Document Type



Obstetrics and Gynaecology (East Africa)


We appreciate the interest of Marasinghe et al. in our paper on pregnancy outcome in primiparae of advanced maternal age [1]. We agree that one should not alarm or stigmatise expectant women aged 35 or over. Fortunately, it is true that a large proportion of these women will experience an uncomplicated pregnancy and will deliver a healthy child. Considerable efforts have been put forward in the last decade in order to decrease the incidence of congenital malformations and perinatal death, particularly in children of older women. However, the incidence of preterm birth and the caesarean section rate are rising, part of which is attributable to the increasing number of older parturients.
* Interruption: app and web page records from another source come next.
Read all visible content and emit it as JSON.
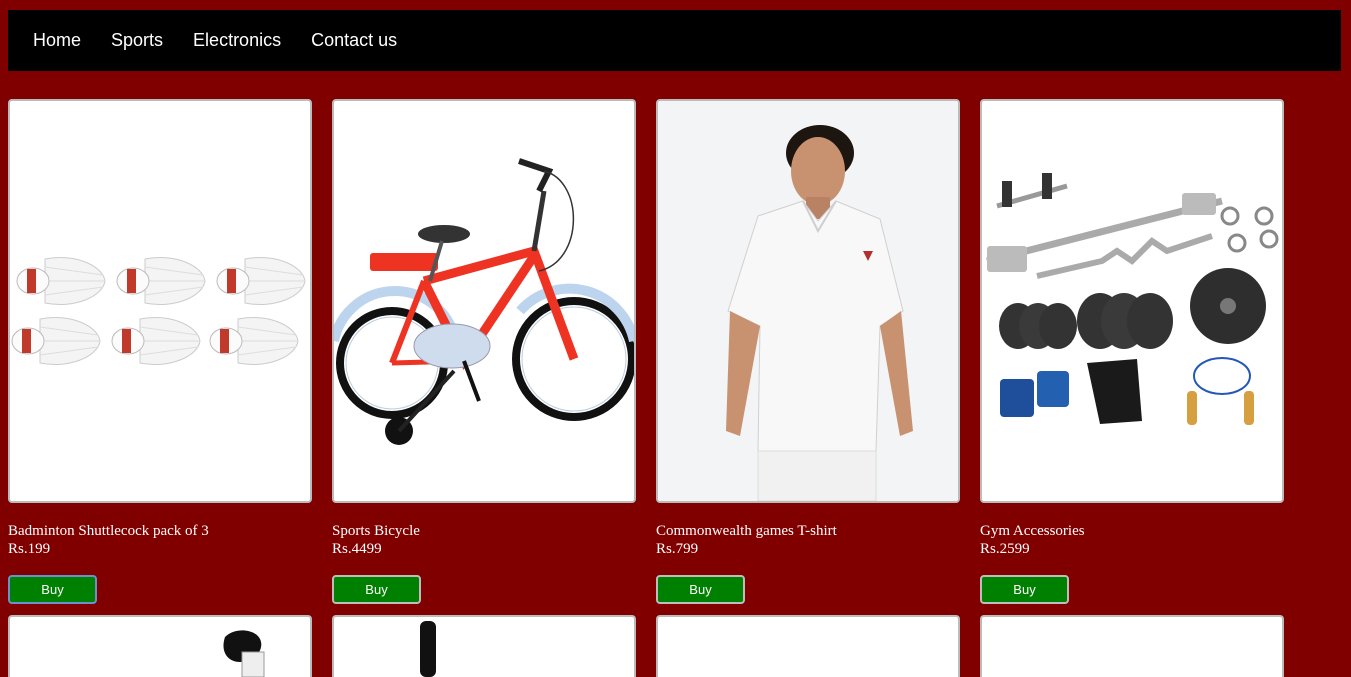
{
  "nav": {
    "items": [
      "Home",
      "Sports",
      "Electronics",
      "Contact us"
    ]
  },
  "products": [
    {
      "title": "Badminton Shuttlecock pack of 3",
      "price": "Rs.199",
      "buy_label": "Buy"
    },
    {
      "title": "Sports Bicycle",
      "price": "Rs.4499",
      "buy_label": "Buy"
    },
    {
      "title": "Commonwealth games T-shirt",
      "price": "Rs.799",
      "buy_label": "Buy"
    },
    {
      "title": "Gym Accessories",
      "price": "Rs.2599",
      "buy_label": "Buy"
    }
  ],
  "colors": {
    "page_bg": "#800000",
    "nav_bg": "#000000",
    "buy_button": "#008000"
  }
}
Furthermore, we would like to remark that the mentioned evidence for advanced maternal age not to impair pregnancy outcome is based on limited evidence form literature, stemming from the unicenter studies with sample sizes not exceeding 500 patients [2–5]. Most of the quoted studies nevertheless found incidences of preterm birth, low birth weight and other complications to be more common in older mothers, as did the absolute majority of larger studies assessing this subject [6–8]. In our study, incidences of caesarean section, extreme preterm birth, extreme low birth weight and perinatal death were more than twice as high in women of advanced age (35 years) compared with younger women (25–29 years). Since these findings are not anecdotal, neither for the concerned children and their families nor for the community in terms of health-economy, it is recommended to encourage motherhood at a younger age. Finally, it is true that children of older mothers may be better off in terms of material conditions and psychological factors, especially compared to teenage mothers. We would like to emphasize, however, that encouraging women not to postpone motherhood until after their late thirties does not imply a plea for teenage motherhood. The 15 years between these two extremes have been numerously assessed as the most favourable for human reproduction


This work was published before the author joined Aga Khan University.


European Journal of Obstetrics & Gynecology and Reproductive Biology 1